*Work task*
Go through the entries below and return every line that contains "title".
Data extracts below:
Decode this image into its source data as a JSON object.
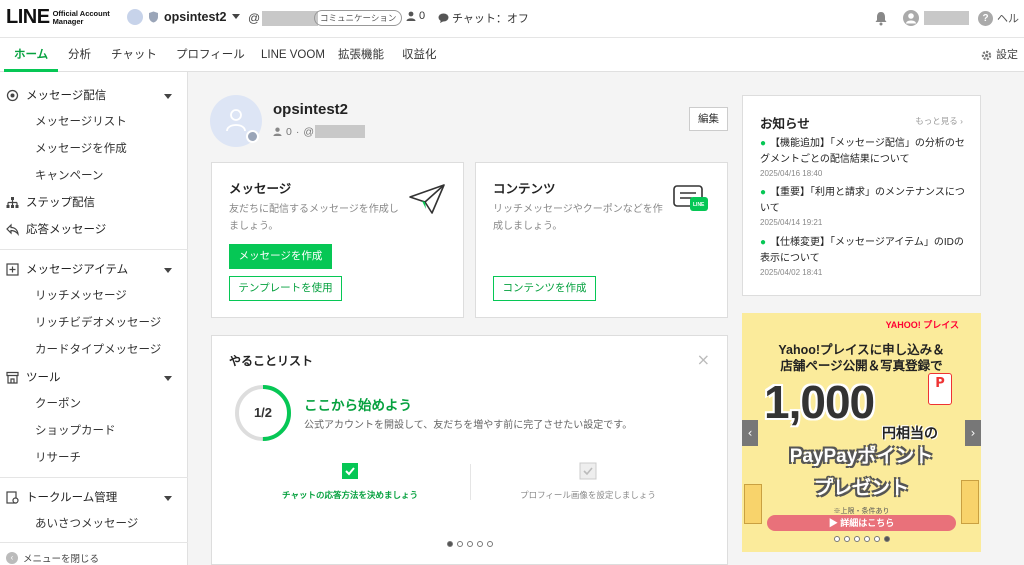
{
  "header": {
    "logo": "LINE",
    "logo_sub_1": "Official Account",
    "logo_sub_2": "Manager",
    "account_name": "opsintest2",
    "at_prefix": "@",
    "community_badge": "コミュニケーション",
    "friend_count": "0",
    "chat_status": "チャット：オフ",
    "help_label": "ヘル"
  },
  "tabs": {
    "home": "ホーム",
    "analytics": "分析",
    "chat": "チャット",
    "profile": "プロフィール",
    "voom": "LINE VOOM",
    "extensions": "拡張機能",
    "monetize": "収益化",
    "settings": "設定"
  },
  "sidebar": {
    "msg_delivery": "メッセージ配信",
    "msg_list": "メッセージリスト",
    "msg_create": "メッセージを作成",
    "campaign": "キャンペーン",
    "step": "ステップ配信",
    "auto_reply": "応答メッセージ",
    "msg_items": "メッセージアイテム",
    "rich_msg": "リッチメッセージ",
    "rich_video": "リッチビデオメッセージ",
    "card_type": "カードタイプメッセージ",
    "tools": "ツール",
    "coupon": "クーポン",
    "shop_card": "ショップカード",
    "research": "リサーチ",
    "talk_room": "トークルーム管理",
    "greeting": "あいさつメッセージ",
    "collapse": "メニューを閉じる"
  },
  "profile": {
    "name": "opsintest2",
    "friends": "0",
    "separator": "·",
    "at_prefix": "@",
    "edit_label": "編集"
  },
  "message_card": {
    "title": "メッセージ",
    "desc": "友だちに配信するメッセージを作成しましょう。",
    "primary_btn": "メッセージを作成",
    "secondary_btn": "テンプレートを使用"
  },
  "content_card": {
    "title": "コンテンツ",
    "desc": "リッチメッセージやクーポンなどを作成しましょう。",
    "btn": "コンテンツを作成",
    "icon_text": "LINE"
  },
  "todo": {
    "title": "やることリスト",
    "progress_label": "1/2",
    "progress_fraction": 0.5,
    "heading": "ここから始めよう",
    "sub": "公式アカウントを開設して、友だちを増やす前に完了させたい設定です。",
    "step1": "チャットの応答方法を決めましょう",
    "step2": "プロフィール画像を設定しましょう",
    "close_icon": "×"
  },
  "news": {
    "title": "お知らせ",
    "more": "もっと見る",
    "items": [
      {
        "text": "【機能追加】「メッセージ配信」の分析のセグメントごとの配信結果について",
        "date": "2025/04/16 18:40"
      },
      {
        "text": "【重要】「利用と請求」のメンテナンスについて",
        "date": "2025/04/14 19:21"
      },
      {
        "text": "【仕様変更】「メッセージアイテム」のIDの表示について",
        "date": "2025/04/02 18:41"
      }
    ]
  },
  "ad": {
    "brand": "YAHOO! プレイス",
    "line1": "Yahoo!プレイスに申し込み＆",
    "line2": "店舗ページ公開＆写真登録で",
    "amount": "1,000",
    "point_badge": "P",
    "yen_label": "円相当の",
    "paypay": "PayPayポイント",
    "present": "プレゼント",
    "cond": "※上限・条件あり",
    "detail_btn": "▶ 詳細はこちら"
  },
  "colors": {
    "accent": "#06c755",
    "accent_dark": "#06a13f"
  }
}
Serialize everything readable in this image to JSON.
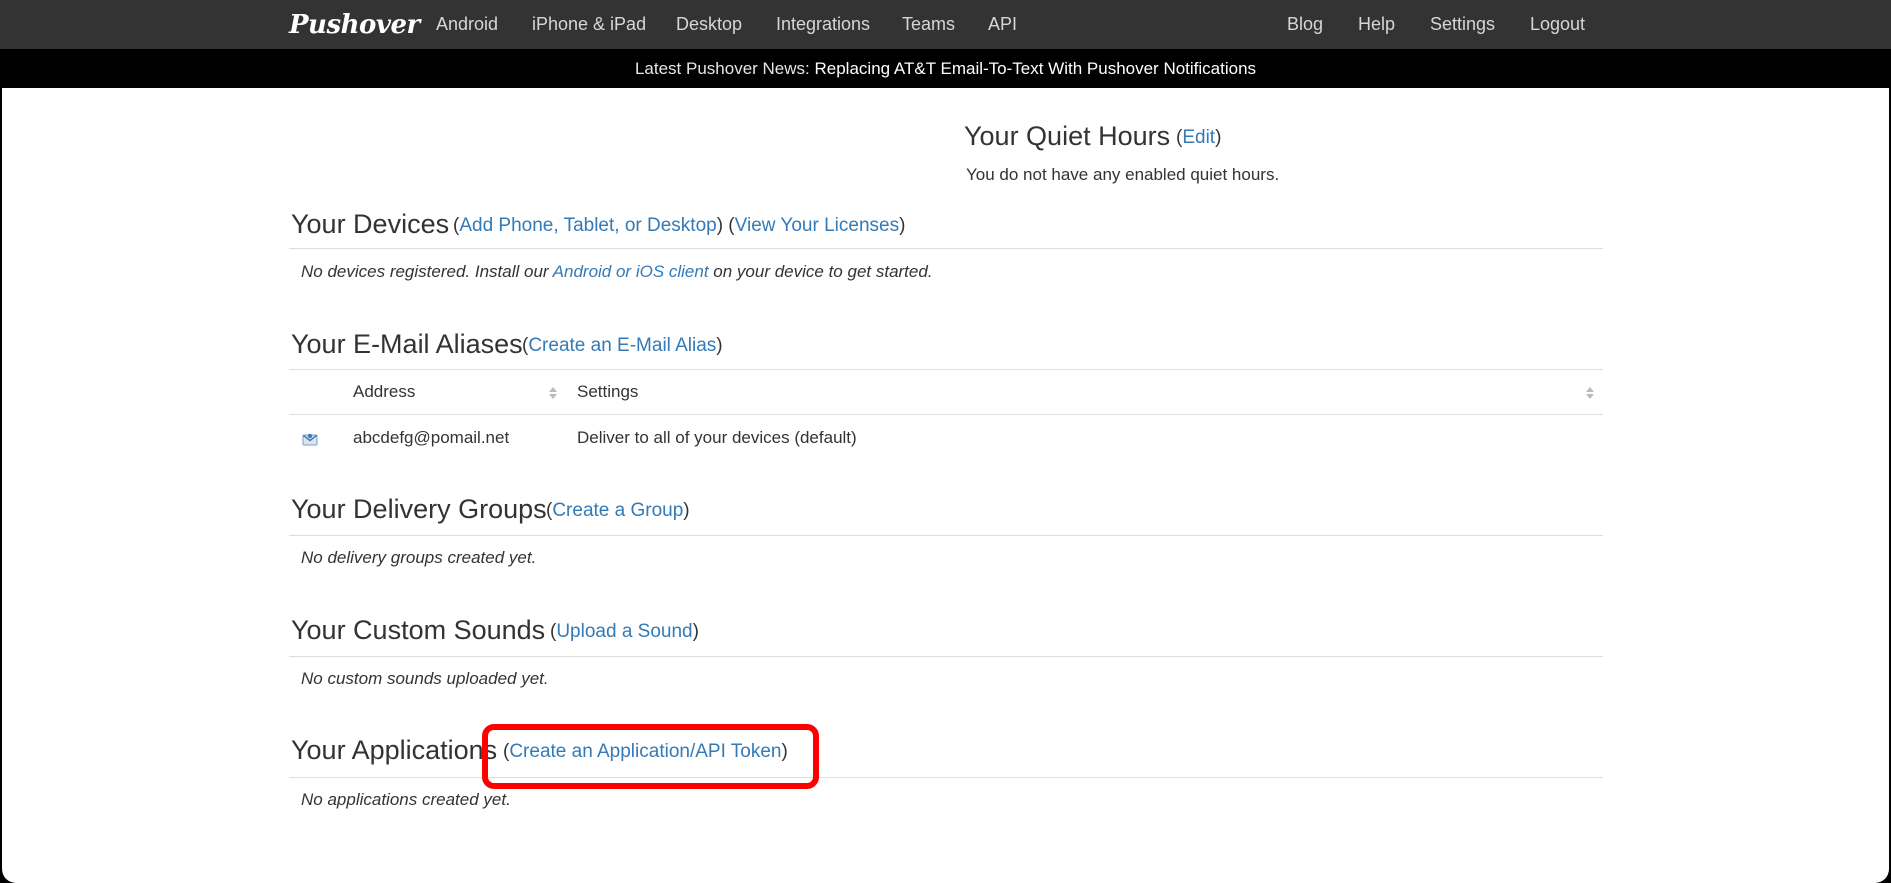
{
  "navbar": {
    "brand": "Pushover",
    "left_links": [
      "Android",
      "iPhone & iPad",
      "Desktop",
      "Integrations",
      "Teams",
      "API"
    ],
    "right_links": [
      "Blog",
      "Help",
      "Settings",
      "Logout"
    ]
  },
  "news": {
    "prefix": "Latest Pushover News:",
    "headline": "Replacing AT&T Email-To-Text With Pushover Notifications"
  },
  "quiet_hours": {
    "title": "Your Quiet Hours",
    "open": "(",
    "edit_label": "Edit",
    "close": ")",
    "text": "You do not have any enabled quiet hours."
  },
  "devices": {
    "title": "Your Devices",
    "add_label": "Add Phone, Tablet, or Desktop",
    "licenses_label": "View Your Licenses",
    "note_before": "No devices registered. Install our",
    "note_link": "Android or iOS client",
    "note_after": "on your device to get started."
  },
  "aliases": {
    "title": "Your E-Mail Aliases",
    "create_label": "Create an E-Mail Alias",
    "columns": [
      "Address",
      "Settings"
    ],
    "rows": [
      {
        "address": "abcdefg@pomail.net",
        "settings": "Deliver to all of your devices (default)",
        "icon": "envelope-icon"
      }
    ]
  },
  "groups": {
    "title": "Your Delivery Groups",
    "create_label": "Create a Group",
    "note": "No delivery groups created yet."
  },
  "sounds": {
    "title": "Your Custom Sounds",
    "upload_label": "Upload a Sound",
    "note": "No custom sounds uploaded yet."
  },
  "applications": {
    "title": "Your Applications",
    "create_label": "Create an Application/API Token",
    "note": "No applications created yet."
  },
  "colors": {
    "navbar": "#333333",
    "newsbar": "#000000",
    "link": "#337ab7",
    "highlight": "#ff0000"
  }
}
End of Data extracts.
*Reply to the task*
    "title": "メッセージ",
    "title": "コンテンツ",
    "title": "やることリスト",
    "title": "お知らせ",
    "title": "Your Quiet Hours",
    "title": "Your Devices",
    "title": "Your E-Mail Aliases",
    "title": "Your Delivery Groups",
    "title": "Your Custom Sounds",
    "title": "Your Applications",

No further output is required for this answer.